### [Required work]
Write the data out again exactly, dropping any images it holds.

### [Information given]
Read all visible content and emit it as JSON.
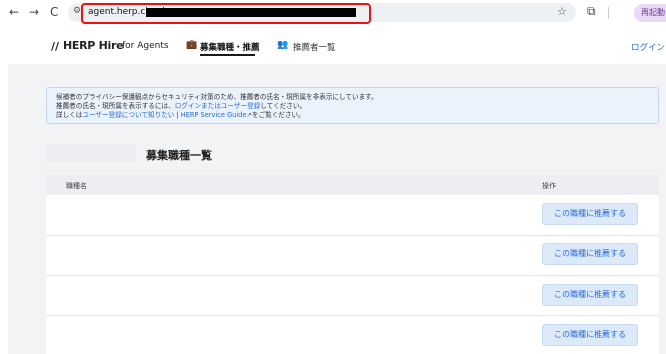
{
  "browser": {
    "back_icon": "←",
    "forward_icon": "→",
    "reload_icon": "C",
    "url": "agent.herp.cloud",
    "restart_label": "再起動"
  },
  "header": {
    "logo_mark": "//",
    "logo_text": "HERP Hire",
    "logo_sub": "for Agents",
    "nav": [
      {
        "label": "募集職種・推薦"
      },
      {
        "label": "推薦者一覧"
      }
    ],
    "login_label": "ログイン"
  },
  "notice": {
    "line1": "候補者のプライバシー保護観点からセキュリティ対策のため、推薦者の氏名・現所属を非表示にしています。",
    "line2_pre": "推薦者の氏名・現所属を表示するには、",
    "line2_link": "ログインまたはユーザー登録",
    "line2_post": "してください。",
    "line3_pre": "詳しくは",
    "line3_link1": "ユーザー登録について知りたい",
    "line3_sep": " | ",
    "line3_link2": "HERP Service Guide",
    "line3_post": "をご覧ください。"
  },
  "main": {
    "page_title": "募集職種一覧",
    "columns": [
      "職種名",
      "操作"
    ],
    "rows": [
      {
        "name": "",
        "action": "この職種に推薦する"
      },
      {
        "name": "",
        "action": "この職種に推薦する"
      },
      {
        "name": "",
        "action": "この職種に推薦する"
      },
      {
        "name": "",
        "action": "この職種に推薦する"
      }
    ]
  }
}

### [Task result]
Read all visible content and emit it as JSON.
{
  "browser": {
    "back_icon": "←",
    "forward_icon": "→",
    "reload_icon": "C",
    "url": "agent.herp.cloud",
    "restart_label": "再起動"
  },
  "header": {
    "logo_mark": "//",
    "logo_text": "HERP Hire",
    "logo_sub": "for Agents",
    "nav": [
      {
        "label": "募集職種・推薦"
      },
      {
        "label": "推薦者一覧"
      }
    ],
    "login_label": "ログイン"
  },
  "notice": {
    "line1": "候補者のプライバシー保護観点からセキュリティ対策のため、推薦者の氏名・現所属を非表示にしています。",
    "line2_pre": "推薦者の氏名・現所属を表示するには、",
    "line2_link": "ログインまたはユーザー登録",
    "line2_post": "してください。",
    "line3_pre": "詳しくは",
    "line3_link1": "ユーザー登録について知りたい",
    "line3_sep": " | ",
    "line3_link2": "HERP Service Guide",
    "line3_post": "をご覧ください。"
  },
  "main": {
    "page_title": "募集職種一覧",
    "columns": [
      "職種名",
      "操作"
    ],
    "rows": [
      {
        "name": "",
        "action": "この職種に推薦する"
      },
      {
        "name": "",
        "action": "この職種に推薦する"
      },
      {
        "name": "",
        "action": "この職種に推薦する"
      },
      {
        "name": "",
        "action": "この職種に推薦する"
      }
    ]
  }
}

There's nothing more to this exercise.